What you should do :: Each entry that follows should be retyped in full and exactly.

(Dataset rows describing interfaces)

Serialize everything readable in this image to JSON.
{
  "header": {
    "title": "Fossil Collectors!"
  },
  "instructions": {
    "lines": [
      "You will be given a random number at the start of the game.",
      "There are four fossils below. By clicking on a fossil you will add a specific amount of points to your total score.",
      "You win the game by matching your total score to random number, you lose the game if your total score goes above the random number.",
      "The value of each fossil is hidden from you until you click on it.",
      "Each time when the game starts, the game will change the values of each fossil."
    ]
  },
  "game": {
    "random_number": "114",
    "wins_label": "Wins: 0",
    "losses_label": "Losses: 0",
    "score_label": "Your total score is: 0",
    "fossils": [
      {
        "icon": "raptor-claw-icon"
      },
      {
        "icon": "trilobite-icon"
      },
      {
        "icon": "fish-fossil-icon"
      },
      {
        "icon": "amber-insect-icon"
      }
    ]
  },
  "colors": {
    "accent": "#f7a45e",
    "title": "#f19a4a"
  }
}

Written response ::
Serialize everything readable in this image to JSON.
{
  "header": {
    "title": "Fossil Collectors!"
  },
  "instructions": {
    "lines": [
      "You will be given a random number at the start of the game.",
      "There are four fossils below. By clicking on a fossil you will add a specific amount of points to your total score.",
      "You win the game by matching your total score to random number, you lose the game if your total score goes above the random number.",
      "The value of each fossil is hidden from you until you click on it.",
      "Each time when the game starts, the game will change the values of each fossil."
    ]
  },
  "game": {
    "random_number": "114",
    "wins_label": "Wins: 0",
    "losses_label": "Losses: 0",
    "score_label": "Your total score is: 0",
    "fossils": [
      {
        "icon": "raptor-claw-icon"
      },
      {
        "icon": "trilobite-icon"
      },
      {
        "icon": "fish-fossil-icon"
      },
      {
        "icon": "amber-insect-icon"
      }
    ]
  },
  "colors": {
    "accent": "#f7a45e",
    "title": "#f19a4a"
  }
}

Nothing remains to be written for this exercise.